In a press release, the Massachusetts-based company, which conducts all its business through its subsidiary River Bank, said accruals in its defined benefit pension plan will be frozen as of December 31. Unlike many companies that have gone the same route, the company claims its move to terminate its defined benefit plan has more to do with pension portability and cost predictability than cost savings.
Gerald Mulligan, president and chief executive officer
at LSB, said in the release, that the decision was made “to
provide each employee with more control over his or her own
retirement resources,” allowing the benefit to be more
easily moved when employees change jobs.
All of the assets of the defined benefit pension plan will go toward paying off the company’s accrued benefit obligations and plan expenses linked to the plan’s termination. According to the release, as a result of the freezing of future pension benefits, LSB will recognize an after-tax curtailment gain of $663,000.

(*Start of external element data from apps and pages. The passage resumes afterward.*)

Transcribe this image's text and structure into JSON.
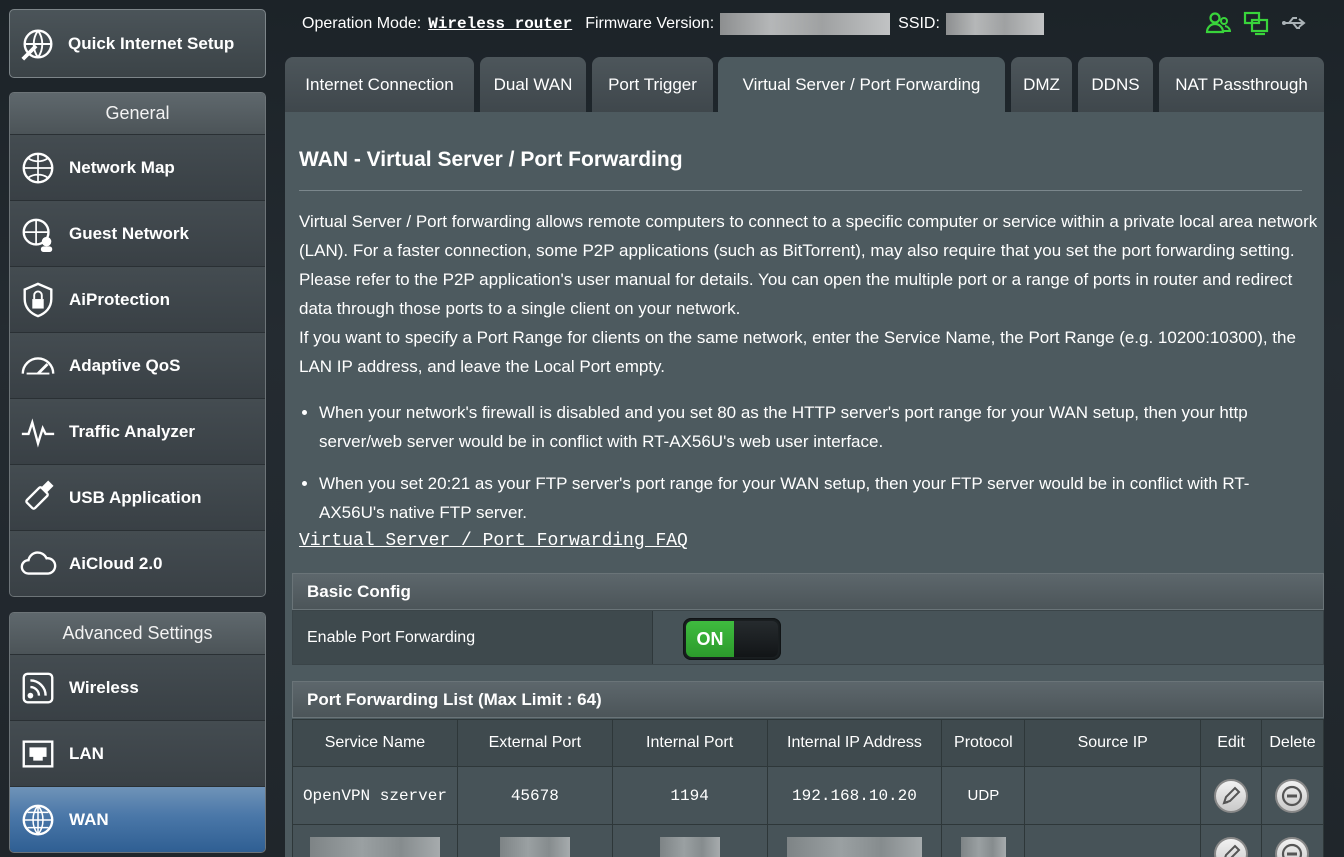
{
  "sidebar": {
    "quick_setup": "Quick Internet Setup",
    "general_header": "General",
    "general_items": [
      {
        "label": "Network Map",
        "icon": "network-map-icon"
      },
      {
        "label": "Guest Network",
        "icon": "guest-network-icon"
      },
      {
        "label": "AiProtection",
        "icon": "aiprotection-shield-icon"
      },
      {
        "label": "Adaptive QoS",
        "icon": "qos-gauge-icon"
      },
      {
        "label": "Traffic Analyzer",
        "icon": "traffic-analyzer-icon"
      },
      {
        "label": "USB Application",
        "icon": "usb-icon"
      },
      {
        "label": "AiCloud 2.0",
        "icon": "cloud-icon"
      }
    ],
    "advanced_header": "Advanced Settings",
    "advanced_items": [
      {
        "label": "Wireless",
        "icon": "wireless-icon"
      },
      {
        "label": "LAN",
        "icon": "lan-port-icon"
      },
      {
        "label": "WAN",
        "icon": "globe-icon",
        "active": true
      }
    ]
  },
  "topbar": {
    "mode_label": "Operation Mode:",
    "mode_value": "Wireless router",
    "firmware_label": "Firmware Version:",
    "ssid_label": "SSID:"
  },
  "status_icons": [
    "users-icon",
    "network-status-icon",
    "usb-status-icon"
  ],
  "tabs": [
    {
      "label": "Internet Connection"
    },
    {
      "label": "Dual WAN"
    },
    {
      "label": "Port Trigger"
    },
    {
      "label": "Virtual Server / Port Forwarding",
      "active": true
    },
    {
      "label": "DMZ"
    },
    {
      "label": "DDNS"
    },
    {
      "label": "NAT Passthrough"
    }
  ],
  "main": {
    "title": "WAN - Virtual Server / Port Forwarding",
    "desc1": "Virtual Server / Port forwarding allows remote computers to connect to a specific computer or service within a private local area network (LAN). For a faster connection, some P2P applications (such as BitTorrent), may also require that you set the port forwarding setting. Please refer to the P2P application's user manual for details. You can open the multiple port or a range of ports in router and redirect data through those ports to a single client on your network.",
    "desc2": "If you want to specify a Port Range for clients on the same network, enter the Service Name, the Port Range (e.g. 10200:10300), the LAN IP address, and leave the Local Port empty.",
    "bullet1": "When your network's firewall is disabled and you set 80 as the HTTP server's port range for your WAN setup, then your http server/web server would be in conflict with RT-AX56U's web user interface.",
    "bullet2": "When you set 20:21 as your FTP server's port range for your WAN setup, then your FTP server would be in conflict with RT-AX56U's native FTP server.",
    "faq_link": "Virtual Server / Port Forwarding FAQ"
  },
  "basic_config": {
    "header": "Basic Config",
    "enable_label": "Enable Port Forwarding",
    "toggle_state": "ON"
  },
  "pf_list": {
    "header": "Port Forwarding List (Max Limit : 64)",
    "columns": [
      "Service Name",
      "External Port",
      "Internal Port",
      "Internal IP Address",
      "Protocol",
      "Source IP",
      "Edit",
      "Delete"
    ],
    "rows": [
      {
        "service": "OpenVPN szerver",
        "external": "45678",
        "internal": "1194",
        "ip": "192.168.10.20",
        "protocol": "UDP",
        "source": ""
      }
    ]
  }
}
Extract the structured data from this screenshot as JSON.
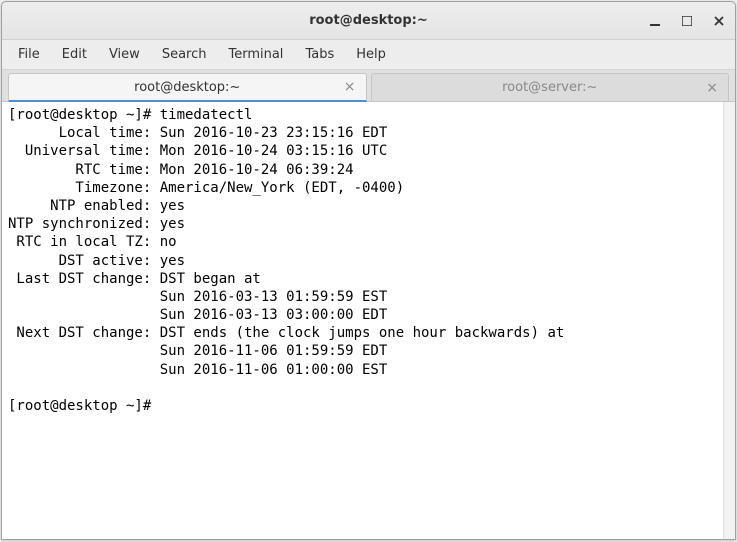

The company’s contributions to the 401(k) and ESOP plans will be tied to each employee’s overall compensation, and LSB expects that its contributions will amount to approximately 7% of participant’s annual pay.